→ **Your instructions**: Except for the pictures, write out all the records that follow exactly.

→ **Information given**:
§ §

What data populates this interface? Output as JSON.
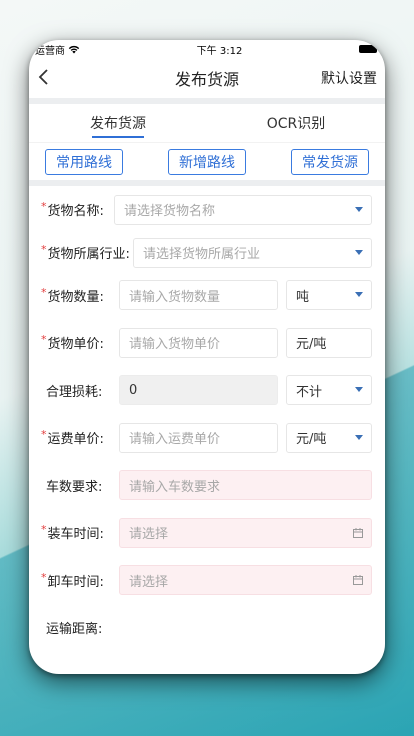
{
  "status": {
    "carrier": "运营商",
    "time": "下午 3:12"
  },
  "nav": {
    "back_icon": "chevron-left-icon",
    "title": "发布货源",
    "right": "默认设置"
  },
  "tabs": [
    {
      "label": "发布货源",
      "active": true
    },
    {
      "label": "OCR识别",
      "active": false
    }
  ],
  "quick_buttons": {
    "common_routes": "常用路线",
    "new_route": "新增路线",
    "frequent_cargo": "常发货源"
  },
  "form": {
    "cargo_name": {
      "label": "货物名称:",
      "placeholder": "请选择货物名称",
      "required": true
    },
    "industry": {
      "label": "货物所属行业:",
      "placeholder": "请选择货物所属行业",
      "required": true
    },
    "quantity": {
      "label": "货物数量:",
      "placeholder": "请输入货物数量",
      "unit": "吨",
      "required": true
    },
    "unit_price": {
      "label": "货物单价:",
      "placeholder": "请输入货物单价",
      "unit": "元/吨",
      "required": true
    },
    "loss": {
      "label": "合理损耗:",
      "value": "0",
      "unit": "不计",
      "required": false
    },
    "freight_price": {
      "label": "运费单价:",
      "placeholder": "请输入运费单价",
      "unit": "元/吨",
      "required": true
    },
    "vehicles": {
      "label": "车数要求:",
      "placeholder": "请输入车数要求",
      "required": false
    },
    "load_time": {
      "label": "装车时间:",
      "placeholder": "请选择",
      "required": true
    },
    "unload_time": {
      "label": "卸车时间:",
      "placeholder": "请选择",
      "required": true
    },
    "distance": {
      "label": "运输距离:",
      "required": false
    }
  },
  "colors": {
    "accent": "#2f6fd6",
    "required": "#e23c3c",
    "teal": "#2ea9b6"
  }
}
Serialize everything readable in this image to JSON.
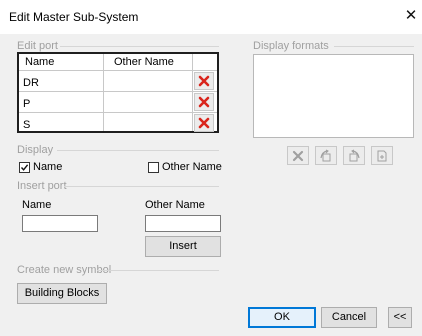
{
  "window": {
    "title": "Edit Master Sub-System",
    "close_glyph": "✕"
  },
  "edit_port": {
    "group_label": "Edit port",
    "columns": [
      "Name",
      "Other Name"
    ],
    "rows": [
      {
        "name": "DR",
        "other_name": ""
      },
      {
        "name": "P",
        "other_name": ""
      },
      {
        "name": "S",
        "other_name": ""
      }
    ],
    "delete_icon": "red-x-icon"
  },
  "display_formats": {
    "group_label": "Display formats",
    "toolbar_icons": [
      "delete-format-icon",
      "edit-format-icon",
      "copy-format-icon",
      "new-format-icon"
    ]
  },
  "display": {
    "group_label": "Display",
    "name_label": "Name",
    "name_checked": true,
    "other_name_label": "Other Name",
    "other_name_checked": false
  },
  "insert_port": {
    "group_label": "Insert port",
    "name_label": "Name",
    "name_value": "",
    "other_name_label": "Other Name",
    "other_name_value": "",
    "insert_button": "Insert"
  },
  "create_symbol": {
    "group_label": "Create new symbol",
    "building_blocks_button": "Building Blocks"
  },
  "footer": {
    "ok_button": "OK",
    "cancel_button": "Cancel",
    "collapse_button": "<<"
  },
  "colors": {
    "delete_icon_red": "#d9251c",
    "focus_blue": "#0078d7",
    "disabled_gray": "#a0a0a0"
  }
}
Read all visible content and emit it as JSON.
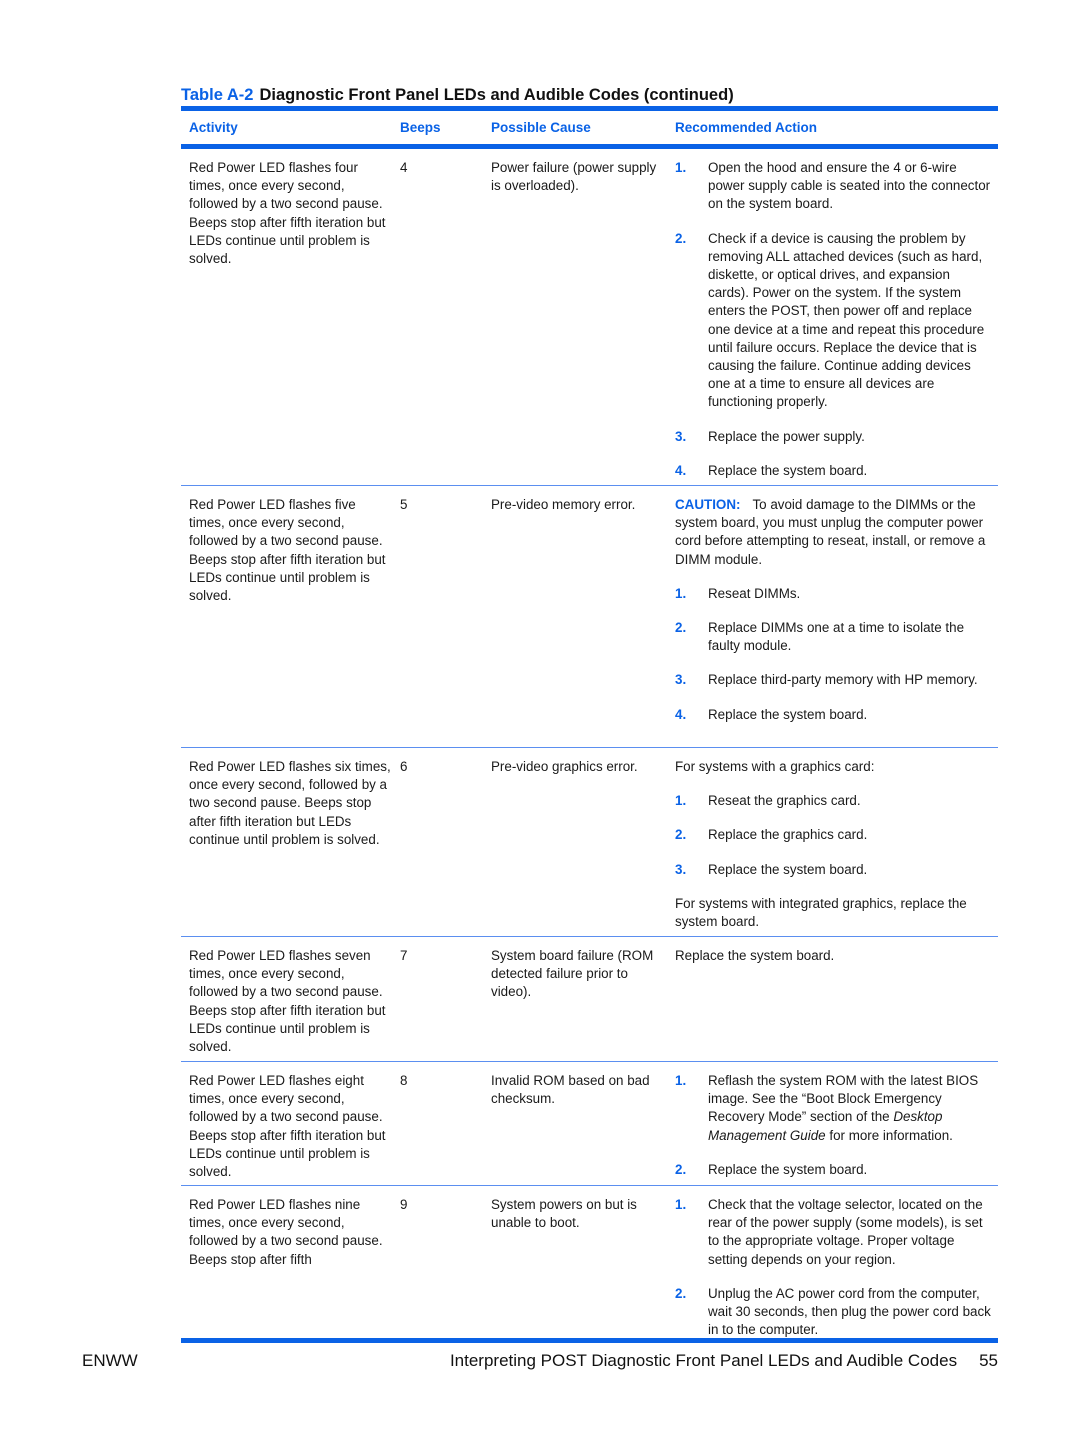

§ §

→ **Output for this exercise**:
What data populates this interface? Output as JSON.
{
  "status": {
    "carrier": "运营商",
    "time": "下午 3:12"
  },
  "nav": {
    "back_icon": "chevron-left-icon",
    "title": "发布货源",
    "right": "默认设置"
  },
  "tabs": [
    {
      "label": "发布货源",
      "active": true
    },
    {
      "label": "OCR识别",
      "active": false
    }
  ],
  "quick_buttons": {
    "common_routes": "常用路线",
    "new_route": "新增路线",
    "frequent_cargo": "常发货源"
  },
  "form": {
    "cargo_name": {
      "label": "货物名称:",
      "placeholder": "请选择货物名称",
      "required": true
    },
    "industry": {
      "label": "货物所属行业:",
      "placeholder": "请选择货物所属行业",
      "required": true
    },
    "quantity": {
      "label": "货物数量:",
      "placeholder": "请输入货物数量",
      "unit": "吨",
      "required": true
    },
    "unit_price": {
      "label": "货物单价:",
      "placeholder": "请输入货物单价",
      "unit": "元/吨",
      "required": true
    },
    "loss": {
      "label": "合理损耗:",
      "value": "0",
      "unit": "不计",
      "required": false
    },
    "freight_price": {
      "label": "运费单价:",
      "placeholder": "请输入运费单价",
      "unit": "元/吨",
      "required": true
    },
    "vehicles": {
      "label": "车数要求:",
      "placeholder": "请输入车数要求",
      "required": false
    },
    "load_time": {
      "label": "装车时间:",
      "placeholder": "请选择",
      "required": true
    },
    "unload_time": {
      "label": "卸车时间:",
      "placeholder": "请选择",
      "required": true
    },
    "distance": {
      "label": "运输距离:",
      "required": false
    }
  },
  "colors": {
    "accent": "#2f6fd6",
    "required": "#e23c3c",
    "teal": "#2ea9b6"
  }
}
Serialize everything readable in this image to JSON.
{
  "window": {
    "title": "Edit Master Sub-System",
    "close_glyph": "✕"
  },
  "edit_port": {
    "group_label": "Edit port",
    "columns": [
      "Name",
      "Other Name"
    ],
    "rows": [
      {
        "name": "DR",
        "other_name": ""
      },
      {
        "name": "P",
        "other_name": ""
      },
      {
        "name": "S",
        "other_name": ""
      }
    ],
    "delete_icon": "red-x-icon"
  },
  "display_formats": {
    "group_label": "Display formats",
    "toolbar_icons": [
      "delete-format-icon",
      "edit-format-icon",
      "copy-format-icon",
      "new-format-icon"
    ]
  },
  "display": {
    "group_label": "Display",
    "name_label": "Name",
    "name_checked": true,
    "other_name_label": "Other Name",
    "other_name_checked": false
  },
  "insert_port": {
    "group_label": "Insert port",
    "name_label": "Name",
    "name_value": "",
    "other_name_label": "Other Name",
    "other_name_value": "",
    "insert_button": "Insert"
  },
  "create_symbol": {
    "group_label": "Create new symbol",
    "building_blocks_button": "Building Blocks"
  },
  "footer": {
    "ok_button": "OK",
    "cancel_button": "Cancel",
    "collapse_button": "<<"
  },
  "colors": {
    "delete_icon_red": "#d9251c",
    "focus_blue": "#0078d7",
    "disabled_gray": "#a0a0a0"
  }
}
Read all visible content and emit it as JSON.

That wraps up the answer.